* **WORK ORDER**: Copy out each line below containing "colors".

Content starts

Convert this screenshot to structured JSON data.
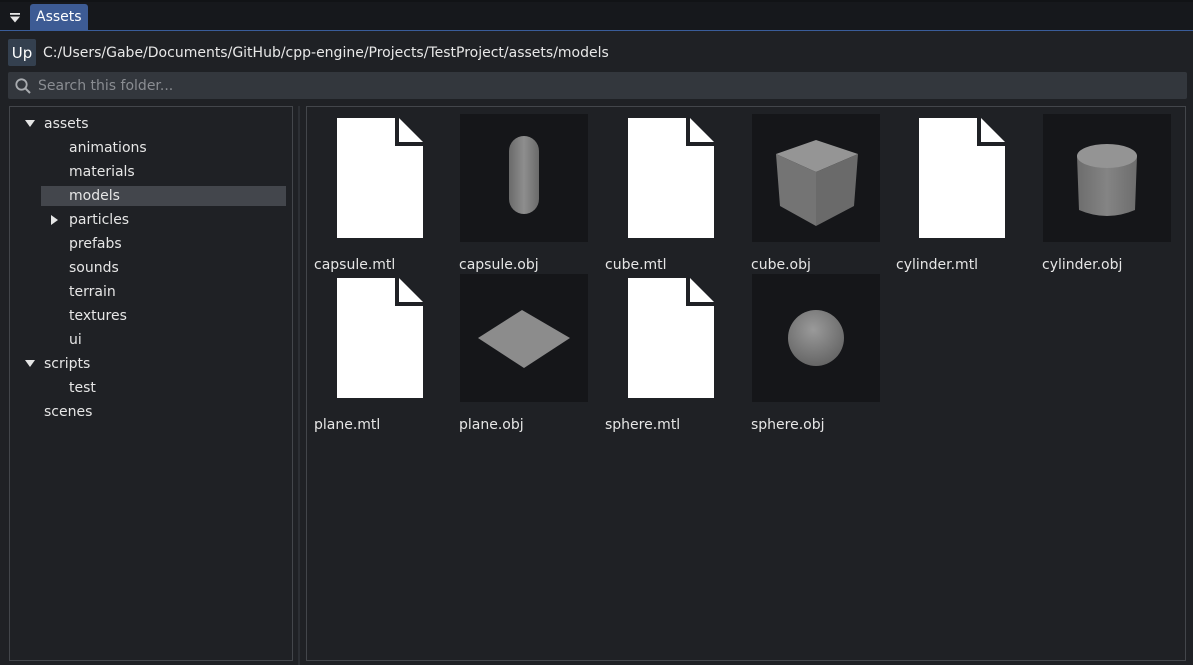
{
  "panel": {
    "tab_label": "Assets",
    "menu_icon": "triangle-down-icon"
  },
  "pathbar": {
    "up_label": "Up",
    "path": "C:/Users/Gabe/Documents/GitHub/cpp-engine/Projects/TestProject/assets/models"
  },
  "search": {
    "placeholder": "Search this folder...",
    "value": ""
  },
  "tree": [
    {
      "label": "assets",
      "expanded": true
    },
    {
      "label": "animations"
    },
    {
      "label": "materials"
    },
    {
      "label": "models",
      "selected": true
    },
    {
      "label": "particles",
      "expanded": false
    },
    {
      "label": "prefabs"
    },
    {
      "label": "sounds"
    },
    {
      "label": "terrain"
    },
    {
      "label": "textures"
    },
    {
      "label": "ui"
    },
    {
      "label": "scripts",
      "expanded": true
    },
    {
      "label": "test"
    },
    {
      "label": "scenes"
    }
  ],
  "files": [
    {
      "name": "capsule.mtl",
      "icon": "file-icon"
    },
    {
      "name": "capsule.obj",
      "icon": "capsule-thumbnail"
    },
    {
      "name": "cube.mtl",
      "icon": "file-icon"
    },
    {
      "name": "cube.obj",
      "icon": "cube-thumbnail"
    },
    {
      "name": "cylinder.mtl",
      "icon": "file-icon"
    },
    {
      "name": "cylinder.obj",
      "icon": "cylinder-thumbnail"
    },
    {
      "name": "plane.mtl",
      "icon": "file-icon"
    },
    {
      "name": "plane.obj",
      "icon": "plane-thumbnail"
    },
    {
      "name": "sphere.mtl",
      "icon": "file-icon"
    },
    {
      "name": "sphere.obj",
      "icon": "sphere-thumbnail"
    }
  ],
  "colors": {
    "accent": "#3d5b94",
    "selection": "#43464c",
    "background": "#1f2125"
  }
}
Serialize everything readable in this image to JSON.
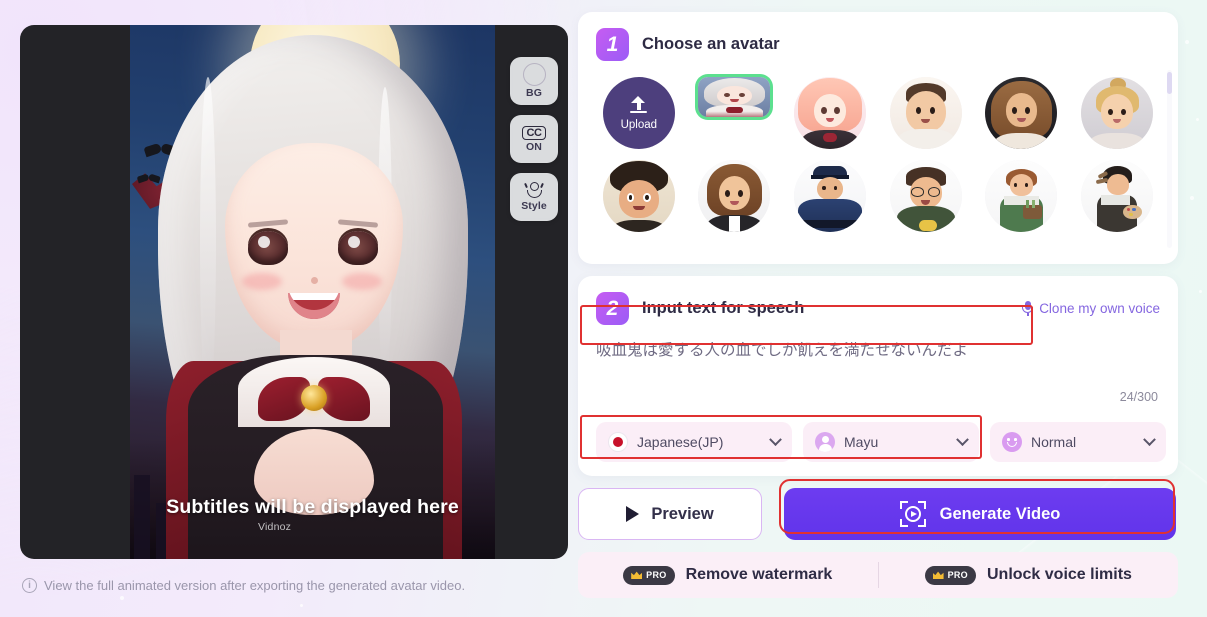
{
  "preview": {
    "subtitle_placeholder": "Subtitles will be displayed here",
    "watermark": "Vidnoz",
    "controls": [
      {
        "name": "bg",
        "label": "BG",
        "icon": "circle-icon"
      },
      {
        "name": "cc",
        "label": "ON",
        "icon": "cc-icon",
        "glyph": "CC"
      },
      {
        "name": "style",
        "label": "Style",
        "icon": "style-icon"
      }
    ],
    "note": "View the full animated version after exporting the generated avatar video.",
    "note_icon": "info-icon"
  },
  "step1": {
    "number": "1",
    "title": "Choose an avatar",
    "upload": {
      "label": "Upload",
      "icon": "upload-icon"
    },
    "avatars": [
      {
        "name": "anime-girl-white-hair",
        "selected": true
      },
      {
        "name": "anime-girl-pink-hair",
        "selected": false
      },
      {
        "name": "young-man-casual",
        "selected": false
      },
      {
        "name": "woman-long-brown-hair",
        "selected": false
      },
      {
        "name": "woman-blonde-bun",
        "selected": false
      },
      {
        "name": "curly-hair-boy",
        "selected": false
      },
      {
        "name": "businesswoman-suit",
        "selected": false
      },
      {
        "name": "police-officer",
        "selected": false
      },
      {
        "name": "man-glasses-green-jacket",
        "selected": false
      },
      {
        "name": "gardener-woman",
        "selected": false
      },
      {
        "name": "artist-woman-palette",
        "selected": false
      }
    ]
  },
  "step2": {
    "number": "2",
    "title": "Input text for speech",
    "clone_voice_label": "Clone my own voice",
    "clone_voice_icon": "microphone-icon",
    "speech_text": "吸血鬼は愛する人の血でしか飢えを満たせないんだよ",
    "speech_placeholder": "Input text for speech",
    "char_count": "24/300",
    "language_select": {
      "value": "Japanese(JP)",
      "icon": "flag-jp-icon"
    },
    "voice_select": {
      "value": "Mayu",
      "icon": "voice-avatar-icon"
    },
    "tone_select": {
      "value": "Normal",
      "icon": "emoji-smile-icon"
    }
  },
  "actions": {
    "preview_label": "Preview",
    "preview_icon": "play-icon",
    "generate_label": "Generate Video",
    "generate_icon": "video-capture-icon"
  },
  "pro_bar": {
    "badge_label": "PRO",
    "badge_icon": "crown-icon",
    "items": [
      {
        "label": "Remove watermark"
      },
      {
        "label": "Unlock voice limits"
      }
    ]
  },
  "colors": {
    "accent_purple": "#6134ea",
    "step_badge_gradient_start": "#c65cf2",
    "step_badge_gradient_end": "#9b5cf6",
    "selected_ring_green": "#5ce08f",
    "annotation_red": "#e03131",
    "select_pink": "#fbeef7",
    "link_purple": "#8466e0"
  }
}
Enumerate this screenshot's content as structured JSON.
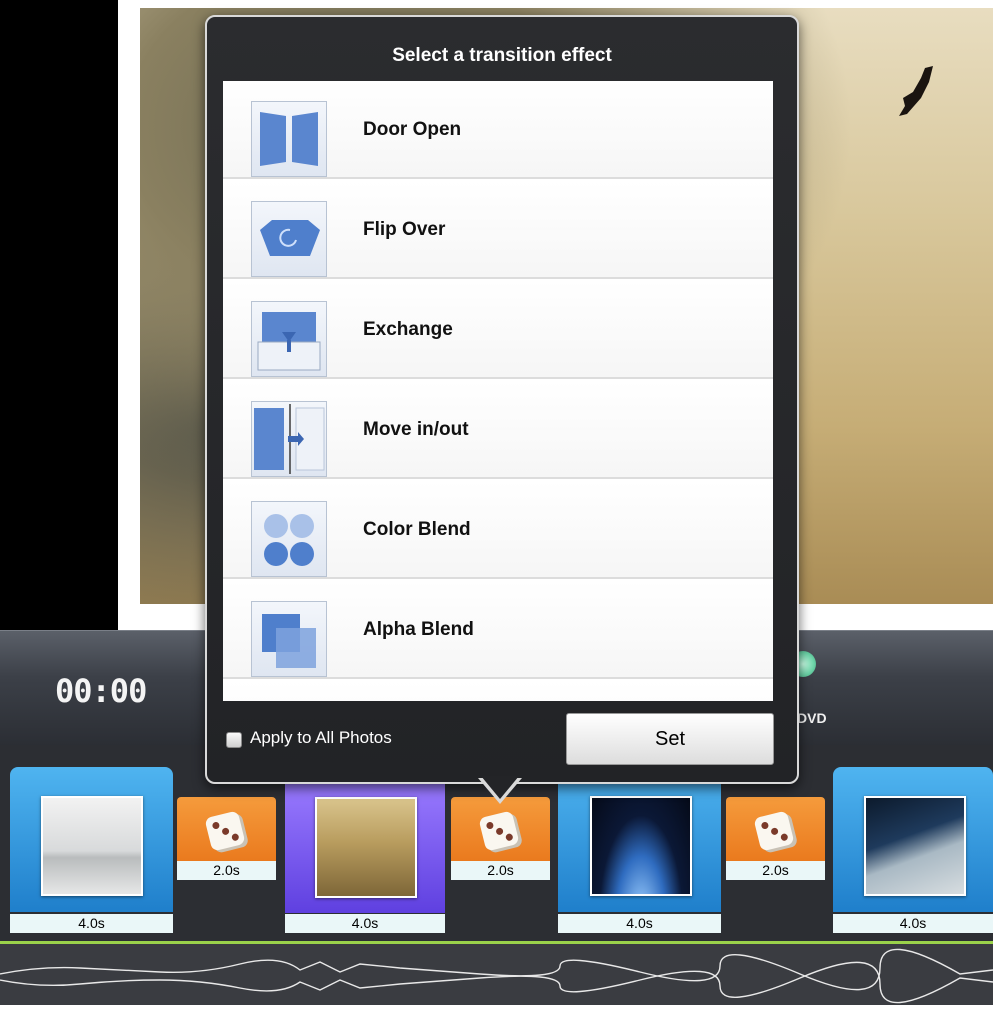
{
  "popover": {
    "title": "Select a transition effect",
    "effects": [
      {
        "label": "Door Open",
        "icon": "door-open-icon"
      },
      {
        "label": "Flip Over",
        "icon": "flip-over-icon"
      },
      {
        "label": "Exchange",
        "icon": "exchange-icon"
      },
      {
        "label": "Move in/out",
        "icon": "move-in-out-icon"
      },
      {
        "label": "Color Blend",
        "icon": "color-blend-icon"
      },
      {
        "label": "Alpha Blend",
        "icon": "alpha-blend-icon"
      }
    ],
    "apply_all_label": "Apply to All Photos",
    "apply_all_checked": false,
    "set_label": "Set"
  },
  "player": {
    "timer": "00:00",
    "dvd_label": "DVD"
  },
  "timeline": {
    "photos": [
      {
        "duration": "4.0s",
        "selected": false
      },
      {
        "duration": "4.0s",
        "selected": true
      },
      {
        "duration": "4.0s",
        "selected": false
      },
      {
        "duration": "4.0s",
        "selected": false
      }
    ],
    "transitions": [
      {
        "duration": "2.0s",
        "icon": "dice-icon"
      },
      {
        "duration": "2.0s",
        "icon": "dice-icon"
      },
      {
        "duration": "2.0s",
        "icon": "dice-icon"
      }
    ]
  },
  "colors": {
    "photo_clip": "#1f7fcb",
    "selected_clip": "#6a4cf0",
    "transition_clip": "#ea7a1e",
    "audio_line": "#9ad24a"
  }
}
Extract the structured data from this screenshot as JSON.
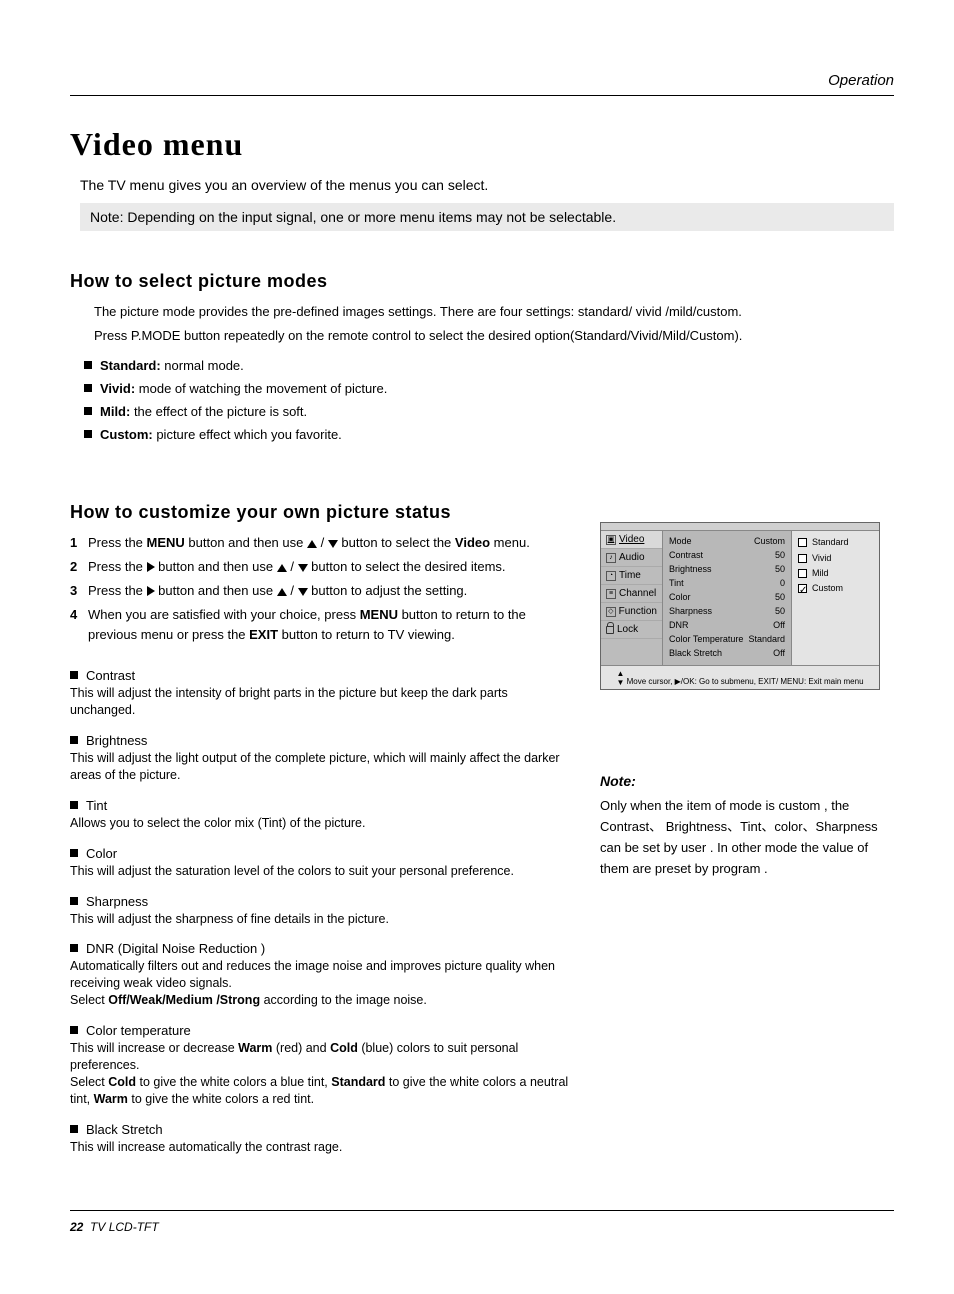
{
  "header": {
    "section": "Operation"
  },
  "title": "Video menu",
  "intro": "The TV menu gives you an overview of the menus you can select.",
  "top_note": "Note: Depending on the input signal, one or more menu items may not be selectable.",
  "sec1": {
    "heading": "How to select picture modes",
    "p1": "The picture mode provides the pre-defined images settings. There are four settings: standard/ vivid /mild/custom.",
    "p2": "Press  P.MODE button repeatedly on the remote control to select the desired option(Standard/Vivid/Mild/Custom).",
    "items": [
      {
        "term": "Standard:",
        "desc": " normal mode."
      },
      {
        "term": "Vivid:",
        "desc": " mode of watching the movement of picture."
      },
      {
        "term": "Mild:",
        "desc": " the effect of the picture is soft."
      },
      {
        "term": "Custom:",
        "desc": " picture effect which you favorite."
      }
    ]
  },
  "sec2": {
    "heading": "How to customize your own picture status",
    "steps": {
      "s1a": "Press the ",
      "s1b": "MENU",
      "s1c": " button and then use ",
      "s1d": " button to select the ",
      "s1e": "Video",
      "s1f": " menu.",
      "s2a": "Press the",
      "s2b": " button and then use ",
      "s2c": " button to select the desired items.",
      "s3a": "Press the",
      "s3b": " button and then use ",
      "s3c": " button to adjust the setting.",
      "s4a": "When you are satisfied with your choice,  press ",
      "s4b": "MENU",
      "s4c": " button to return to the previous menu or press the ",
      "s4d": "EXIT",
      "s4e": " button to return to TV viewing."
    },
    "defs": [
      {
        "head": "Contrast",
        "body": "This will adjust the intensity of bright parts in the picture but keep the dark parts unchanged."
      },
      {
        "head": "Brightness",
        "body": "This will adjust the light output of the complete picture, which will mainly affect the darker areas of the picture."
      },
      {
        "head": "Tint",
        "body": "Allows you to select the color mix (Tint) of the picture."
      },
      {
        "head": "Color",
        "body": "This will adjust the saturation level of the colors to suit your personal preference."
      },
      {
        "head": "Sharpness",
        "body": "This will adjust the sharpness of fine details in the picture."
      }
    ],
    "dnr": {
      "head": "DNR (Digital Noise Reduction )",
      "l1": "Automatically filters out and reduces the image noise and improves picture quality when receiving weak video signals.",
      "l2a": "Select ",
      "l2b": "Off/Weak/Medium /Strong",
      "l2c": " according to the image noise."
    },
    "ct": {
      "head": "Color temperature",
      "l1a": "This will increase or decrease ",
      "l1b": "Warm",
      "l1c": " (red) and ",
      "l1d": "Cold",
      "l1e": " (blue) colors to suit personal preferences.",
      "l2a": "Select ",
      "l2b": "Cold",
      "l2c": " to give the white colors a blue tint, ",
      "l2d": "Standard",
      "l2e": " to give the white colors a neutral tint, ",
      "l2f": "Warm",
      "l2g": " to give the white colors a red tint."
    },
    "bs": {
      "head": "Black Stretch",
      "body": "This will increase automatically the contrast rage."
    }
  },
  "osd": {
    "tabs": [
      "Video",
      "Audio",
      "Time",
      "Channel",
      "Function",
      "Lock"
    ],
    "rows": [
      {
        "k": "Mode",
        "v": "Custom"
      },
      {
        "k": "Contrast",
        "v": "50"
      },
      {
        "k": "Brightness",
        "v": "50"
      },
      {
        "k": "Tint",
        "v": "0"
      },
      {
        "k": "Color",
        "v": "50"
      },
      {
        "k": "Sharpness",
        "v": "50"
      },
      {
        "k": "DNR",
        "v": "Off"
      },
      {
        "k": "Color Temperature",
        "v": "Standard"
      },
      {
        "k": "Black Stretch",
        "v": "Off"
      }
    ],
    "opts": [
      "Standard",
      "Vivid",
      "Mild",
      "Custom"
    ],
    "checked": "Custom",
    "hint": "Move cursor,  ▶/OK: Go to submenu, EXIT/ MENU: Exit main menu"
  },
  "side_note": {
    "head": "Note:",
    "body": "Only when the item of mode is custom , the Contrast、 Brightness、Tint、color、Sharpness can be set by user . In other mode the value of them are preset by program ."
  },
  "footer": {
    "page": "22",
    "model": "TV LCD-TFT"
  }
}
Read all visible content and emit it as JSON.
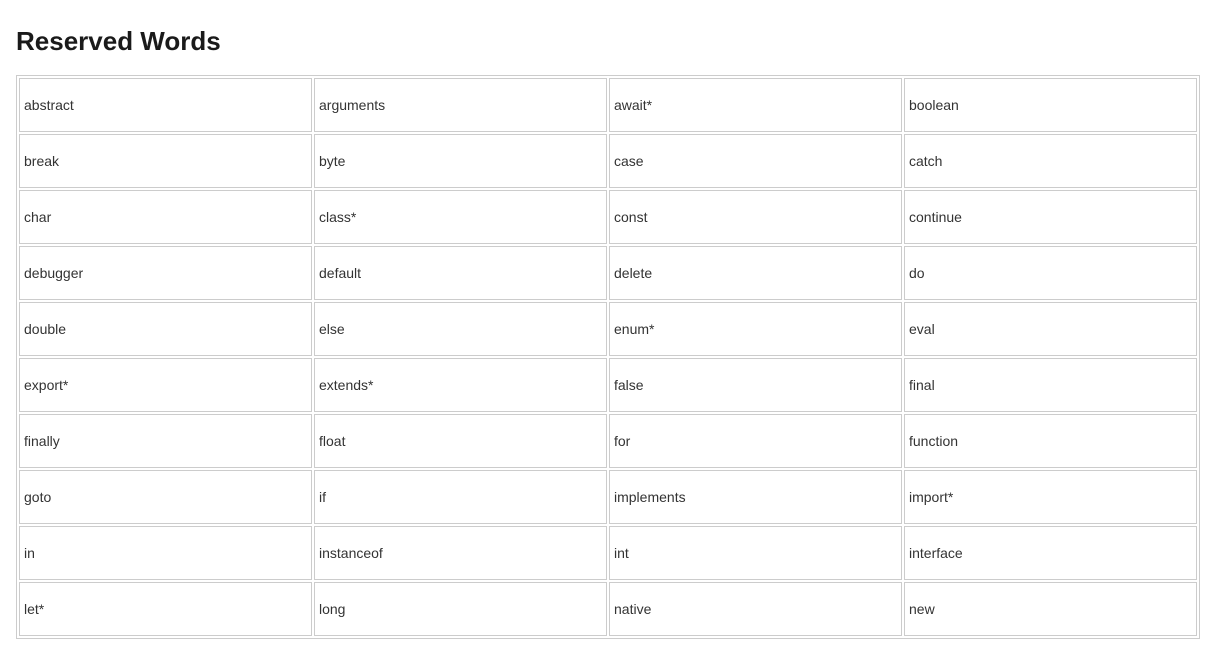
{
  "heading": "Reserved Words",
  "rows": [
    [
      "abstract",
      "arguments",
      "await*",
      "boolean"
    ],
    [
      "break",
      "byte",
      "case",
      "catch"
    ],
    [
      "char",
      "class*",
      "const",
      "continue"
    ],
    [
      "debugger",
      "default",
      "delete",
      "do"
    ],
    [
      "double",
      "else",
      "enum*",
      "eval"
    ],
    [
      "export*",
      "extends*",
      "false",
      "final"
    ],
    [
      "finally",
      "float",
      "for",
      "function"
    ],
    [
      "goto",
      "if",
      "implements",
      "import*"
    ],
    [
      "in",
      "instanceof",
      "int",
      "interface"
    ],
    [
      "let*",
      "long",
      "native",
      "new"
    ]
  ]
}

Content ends

* **OUTPUT BELOW**:
  "colors": {
  "colors": {
  "colors": {
        "body": "This will adjust the saturation level of the colors to suit your personal preference."
      "l1e": " (blue) colors to suit personal preferences.",
      "l2c": " to give the white colors a blue tint, ",
      "l2e": " to give the white colors a neutral tint, ",
      "l2g": " to give the white colors a red tint."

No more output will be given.